Monday, June 29, 2020
Two areas of weakness for the 2019-20 Kansas men’s basketball team figure to be much improved during the 2020-21 season, KU coach Bill Self said recently.
And a couple of newcomers could be the biggest reason why.
Despite their 28-3 record, the presence of All-Americans Udoka Azubuike and Devon Dotson and their status as the team to beat heading into the postseason, last season’s Jayhawks occasionally struggled offensively in transition and late in the shot clock.
“We had to manufacture points,” Self said during a special edition of his “Hawk Talk” radio show last week. “We weren’t great at that.”
Because the Jayhawks so rarely worked their possessions to the final seconds of the shot clock, the transition issue was a much bigger deal.
From opening night through the end of the season, the Jayhawks never looked fully comfortable when they got out on the break.
According to hoop-math.com, which defines a transition basket as one that comes in the first 10 seconds of the shot clock following a steal, defensive rebound or opponent field goal, the Jayhawks scored in transition just 27.9% of the time last season.
Part of that was the offensive game plan of wanting to play through Azubuike as often as possible.

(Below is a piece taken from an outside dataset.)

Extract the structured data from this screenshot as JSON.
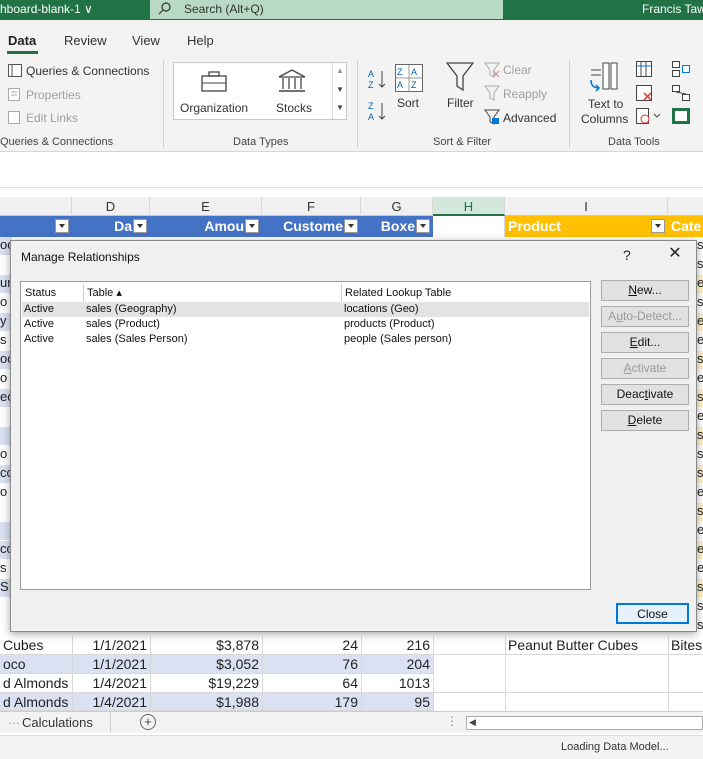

But a fair percentage of KU’s turnovers came in transition.
“If we didn’t have a layup, we screwed it up,” Self said.
Time, familiarity and added repetitions all will go a long way toward solving the transition woes. And the addition of freshman Bryce Thompson and junior college transfer Tyon Grant-Foster could make a major difference when the shot clock starts winding down.
“That’s one area that we should be better in, just because of Bryce and Tyon’s ability to create separation and get their own (shots),” Self said.
Point guard Devon Dotson was the only player on the 2019-20 roster who reliably did that a year ago. But most of Dotson’s ability to create for himself came from driving hard to the rim and finishing a layup or drawing a foul and not from creating space on the perimeter with the dribble.
Junior Marcus Garrett played a similar style as Dotson, and sophomore Ochai Agbaji showed flashes of being able to create his own shot but also appeared timid at times.
“We had more shot clock violations this year,” Self said. “Usually, hey, just shoot it. Devonte’ (Graham) wouldn’t have had a problem getting it up. Or Svi (Mykhailiuk). But it was harder for us to create separation so we had a lot of late shot clock violations.”
In all, KU fell victim to 13 shot clock violations in 31 games last season. Nine of those came during Big 12 Conference play and a few of them came at the end of games when the Jayhawks had the game in hand and chose not to run up the score.
One thing that helped even out the impact of the increased violations was the fact that the Kansas defense, which finished the year ranked No. 2 by KenPom.com, forced opponents into 20 shot clock violations.
“I’m not saying that’s what wins,” Self noted. “But that certainly is important in close games and I think (having Thompson and Grant Foster will) be helpful for us next year.”